Right about the time she finished taking my info and was about to submit the report, the cat made a loud yowling noise and launched himself vertically at the gate and managed to catch hold of the grating and haul himself to the top. He almost fell back in, but he eventually jumped down onto the sidewalk.
Of course, it didn’t end there. I couldn’t leave the cat in the cold. I wouldn’t have been able to sleep. So, I called to the cat and he followed me upstairs where I put him in the bathroom of our apartment. I dug a big animal carrier we have from our international move with our cats back to the US out of the closet and put the cat in it for the night.
Today we took him to New York City Animal Care and Control. We tried to get him into a few no-kill shelters, but all of the NK shelters in NYC are not accepting cats. So, we’ll keep up with his progress and try to make sure he doesn’t get euthanized, but at least he’s not freezing to death.
He is a very good cat. Very well behaved. I had my gloves on, but when I picked him up he didn’t even try to fight back. He seemed very happy just to be warm and to have something to eat and drink. According to my wife, he was very behaved at the shelter as well.
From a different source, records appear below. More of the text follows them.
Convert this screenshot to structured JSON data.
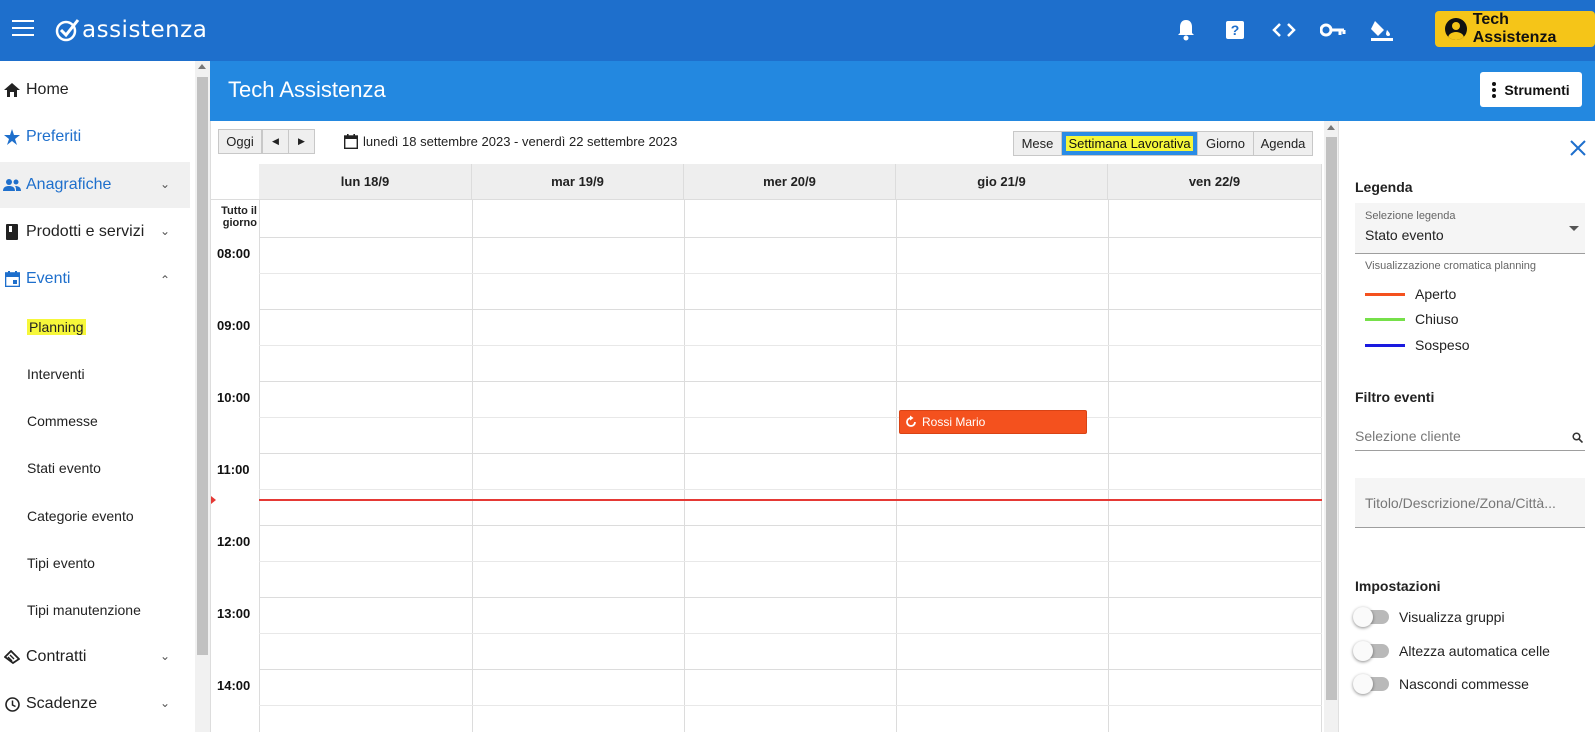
{
  "app": {
    "logo_text": "assistenza",
    "user_name": "Tech Assistenza"
  },
  "topbar": {
    "icons": [
      "bell-icon",
      "help-icon",
      "code-icon",
      "key-icon",
      "paint-bucket-icon"
    ]
  },
  "sidebar": {
    "items": [
      {
        "label": "Home",
        "icon": "home-icon"
      },
      {
        "label": "Preferiti",
        "icon": "star-icon"
      },
      {
        "label": "Anagrafiche",
        "icon": "people-icon"
      },
      {
        "label": "Prodotti e servizi",
        "icon": "book-icon"
      },
      {
        "label": "Eventi",
        "icon": "calendar-icon"
      },
      {
        "label": "Contratti",
        "icon": "contract-icon"
      },
      {
        "label": "Scadenze",
        "icon": "clock-icon"
      }
    ],
    "sub_items": [
      "Planning",
      "Interventi",
      "Commesse",
      "Stati evento",
      "Categorie evento",
      "Tipi evento",
      "Tipi manutenzione"
    ]
  },
  "header": {
    "title": "Tech Assistenza",
    "tools_label": "Strumenti"
  },
  "calendar": {
    "today_label": "Oggi",
    "range": "lunedì 18 settembre 2023 - venerdì 22 settembre 2023",
    "views": [
      "Mese",
      "Settimana Lavorativa",
      "Giorno",
      "Agenda"
    ],
    "active_view": "Settimana Lavorativa",
    "days": [
      "lun 18/9",
      "mar 19/9",
      "mer 20/9",
      "gio 21/9",
      "ven 22/9"
    ],
    "all_day_label": "Tutto il giorno",
    "hours": [
      "08:00",
      "09:00",
      "10:00",
      "11:00",
      "12:00",
      "13:00",
      "14:00"
    ],
    "events": [
      {
        "title": "Rossi Mario",
        "day": "gio 21/9",
        "start": "10:30",
        "color": "#f4511e"
      }
    ]
  },
  "panel": {
    "legend_title": "Legenda",
    "select_label": "Selezione legenda",
    "select_value": "Stato evento",
    "hint": "Visualizzazione cromatica planning",
    "legend": [
      {
        "label": "Aperto",
        "color": "#f4511e"
      },
      {
        "label": "Chiuso",
        "color": "#76e04a"
      },
      {
        "label": "Sospeso",
        "color": "#1a1adf"
      }
    ],
    "filter_title": "Filtro eventi",
    "client_placeholder": "Selezione cliente",
    "search_placeholder": "Titolo/Descrizione/Zona/Città...",
    "settings_title": "Impostazioni",
    "toggles": [
      "Visualizza gruppi",
      "Altezza automatica celle",
      "Nascondi commesse"
    ]
  }
}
When the intake person asked for the cat’s name, my wife called him Cheesecake. So, now Cheesecake is in the shelter, going through a health assessment. I hope this turns out well.